Riding the Rapids
Rob is an otter shifter and perfectly suited for his job as a river guide on the Animus River in southwest Colorado. When his boss requests him to take a solo tourist up the river for a private tour, he’s reluctant at first. He’s instantly drawn to his hunky client, Paul, and the two set off on a journey of discovery and adventure.
Rob Cranston dove off the boulder and swam deep into the river. There along the center of the river bed, large trout basked just outside of the turbulent waters. Rob often hunted those waters, and there was nothing he liked more than a nice rainbow trout for lunch. He spotted a likely quarry and swam after it. His sharp claws grabbed the fish. It struggled for a moment, then he bit into it, taking a big enough chunk out of it to stop its thrashing. He swam up to the surface, then over to the shore, where he jumped out of the water and sat on a rock to enjoy his lunch. It was good to get a little while to himself. It was tourist season, and he’d spent most of his time taking people on rafting trips down the Animas River. He often laughed that he was taking people down the river of souls, but somehow, they all came back. It was the perfect life for an otter shifter.
He finished off the trout and dove back into the river. If he was lucky, he’d have enough time to swim back to the launch beach before the next tour group showed up. He had to be careful shifting. He didn’t want to get caught and freak anyone out. The river had crested two weeks earlier and was dropping quickly to its normal summer depths, although there was still plenty of white water to keep the customers happy.
When he hopped out of the water, the parking area was empty, so he ran to his old Ford truck and shifted. He managed to put on his shorts before the tour bus full of people, rafts, and canoes came careening around the corner and stopped a few feet away, kicking up a cloud of dust.
Coughing, Rob grabbed his T-shirt and walked toward the bus door.
It swung open, and Charlie, the head guide stepped out. “All right, everyone, remember what we went over in the safety class. Grab your life vest from the truck over there.” He pointed at Rob’s truck that had vests and other emergency equipment in the bed. “If you need help getting them on, Rob, our other guide will be happy to help you.”

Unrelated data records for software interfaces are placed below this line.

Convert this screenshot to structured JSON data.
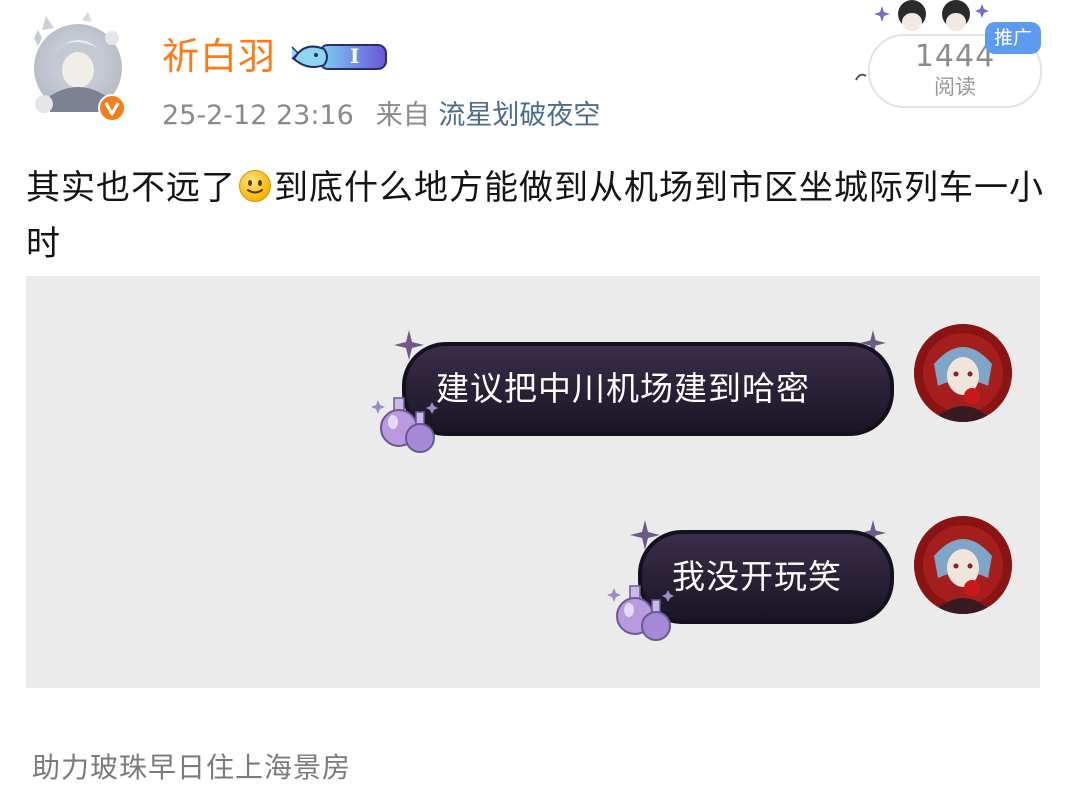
{
  "post": {
    "author": {
      "name": "祈白羽",
      "verified": true,
      "level_badge": "I"
    },
    "meta": {
      "timestamp": "25-2-12 23:16",
      "source_prefix": "来自",
      "source_name": "流星划破夜空"
    },
    "read": {
      "count": "1444",
      "label": "阅读",
      "promo_label": "推广"
    },
    "text_part1": "其实也不远了",
    "text_part2": "到底什么地方能做到从机场到市区坐城际列车一小时",
    "image": {
      "bubbles": [
        {
          "text": "建议把中川机场建到哈密"
        },
        {
          "text": "我没开玩笑"
        }
      ]
    },
    "topic": "助力玻珠早日住上海景房"
  },
  "colors": {
    "author_name": "#ff7a16",
    "source_link": "#4a6d8f",
    "meta_gray": "#8a8a8a",
    "card_bg": "#ebebeb",
    "bubble_bg": "#2a2138",
    "promo_blue": "#5d9bf0",
    "verified_orange": "#f27f1b"
  },
  "icons": {
    "verified": "verified-v-icon",
    "level": "whale-level-badge-icon",
    "emoji": "smile-emoji-icon"
  }
}
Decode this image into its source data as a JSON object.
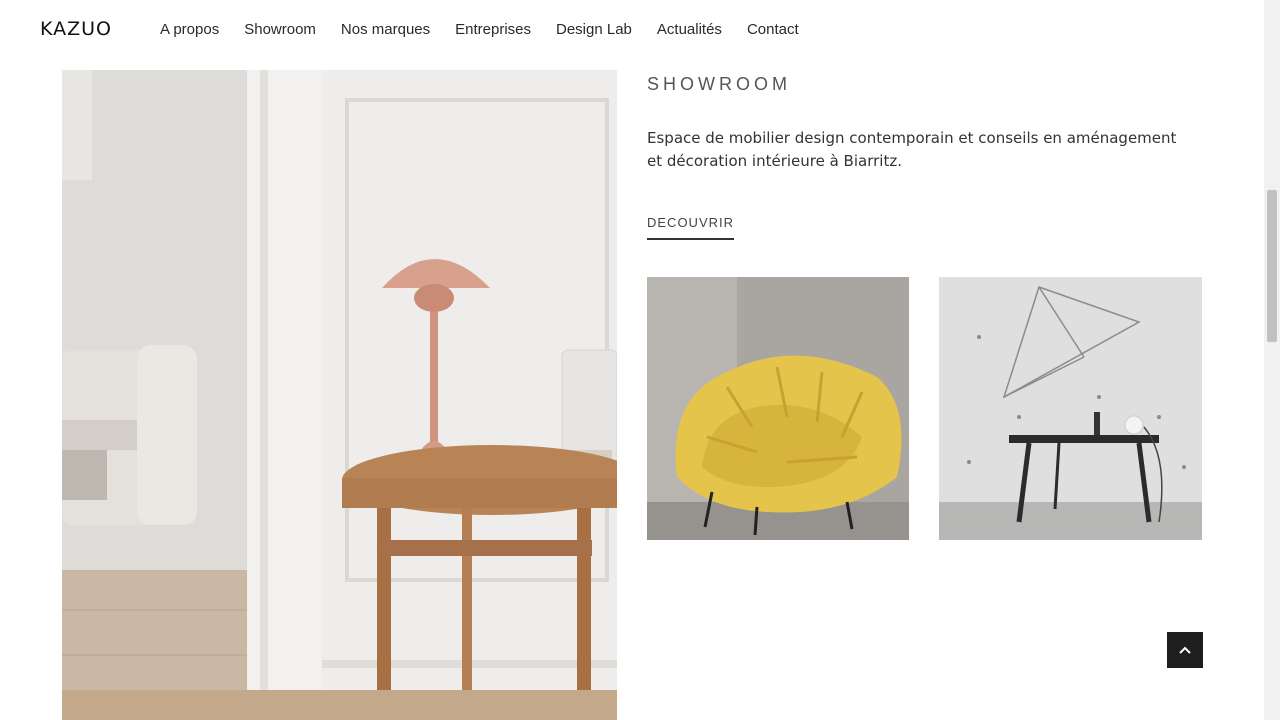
{
  "header": {
    "logo": "KAZUO",
    "nav": [
      "A propos",
      "Showroom",
      "Nos marques",
      "Entreprises",
      "Design Lab",
      "Actualités",
      "Contact"
    ]
  },
  "section": {
    "title": "SHOWROOM",
    "description": "Espace de mobilier design contemporain et conseils en aménagement et décoration intérieure à Biarritz.",
    "cta": "DECOUVRIR"
  },
  "icons": {
    "back_to_top": "chevron-up-icon"
  },
  "colors": {
    "accent": "#1e1e1e",
    "text": "#333333"
  }
}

A couple dozen people poured out, along with five more guides. It was two more than they normally had on a tour this size.
Rob strolled over the Charlie. “Hey, what’s with so many guides?”
“Oh, didn’t you get the text?”
Rob shook his head. “Sorry, went for a bit of a swim while I was waiting.”
Charlie cocked his eyebrows and stared at Rob. “You don’t look wet.”
Rob raised his hands in surrender. “It’s been a few minutes since I was in the water. Spent the rest of the time on that boulder over there.” He pointed to the huge rock near the shore. “Haven’t checked my phone. It’s in my car.”
“Oh well. We’ve got a special request and needed the extra hands. If you’d checked your phone, you’d know that you’re taking the double kayak up the river, then back down. It’s an all afternoon package. The guy’s paying double our regular rate for an impromptu private tour. He’s got a bit of camera gear. Special adventure stuff in waterproof cases. Heard about some of the wildlife we see along the river, but also wants some shots from the kayak in the white water. He said he’s got some special suction-cup mounts. We need you to take good care of him.”
“Me?” Rob frowned. “You know I don’t like special tours.” He didn’t like the extra one-on-one time the special tours tended to get. The advantage of the larger groups was he didn’t have to worry about people trying to get too much information out of him. He liked keeping things simple and sticking to the script Charlie used when he was taking people out. With larger tours and more people asking questions, he didn’t have to worry about people wanting to get specific answers when all he wanted to do was be vague.
“Look, dude, you’re our best kayaker. With the money this guy’s tossing around, I want him to have a good time, tell his friends, and come back with his friends to throw more money around.” Charlie glared at Rob. “Don’t screw this up.”
Rob hated it when Charlie got in his face. He didn’t do it often, and most of the time it was about money. Charlie was always about money, but that was why White Water Runners was one of the most successful rafting companies in the valley. Charlie wasn’t some laidback hippie who’d decided to spend his life riding the river. He’s come from a prestigious business college on the east coast and saw a market that needed a change, and he was that change.
“When was the last time I screwed up a tour?” Rob put his hands on his hips and glared back.
Charlie looked away first. “Never.”
Rob nodded. “Right. Now, which one of these guys is your big spender?” He glanced over the people milling about between the bus and his truck.
“Over there.” Charlie gestured to a young man, maybe twenty-five, with broad shoulders, short brown hair, and a trim waist. He had a couple of camera bags slung over his shoulder and was fishing a life vest out of Rob’s truck.
Rob had to admit the man was very attractive. One of the things he really enjoyed about being a river guide was the hot guys he met. He rarely connected with them, but during the summer there were a lot of hot ones that came his way. White water rafting on the Colorado Rivers was a pretty big thrill for a lot of college-aged guys, and a lot of them left their girls either at home or in Durango to do the sightseeing thing or shopping.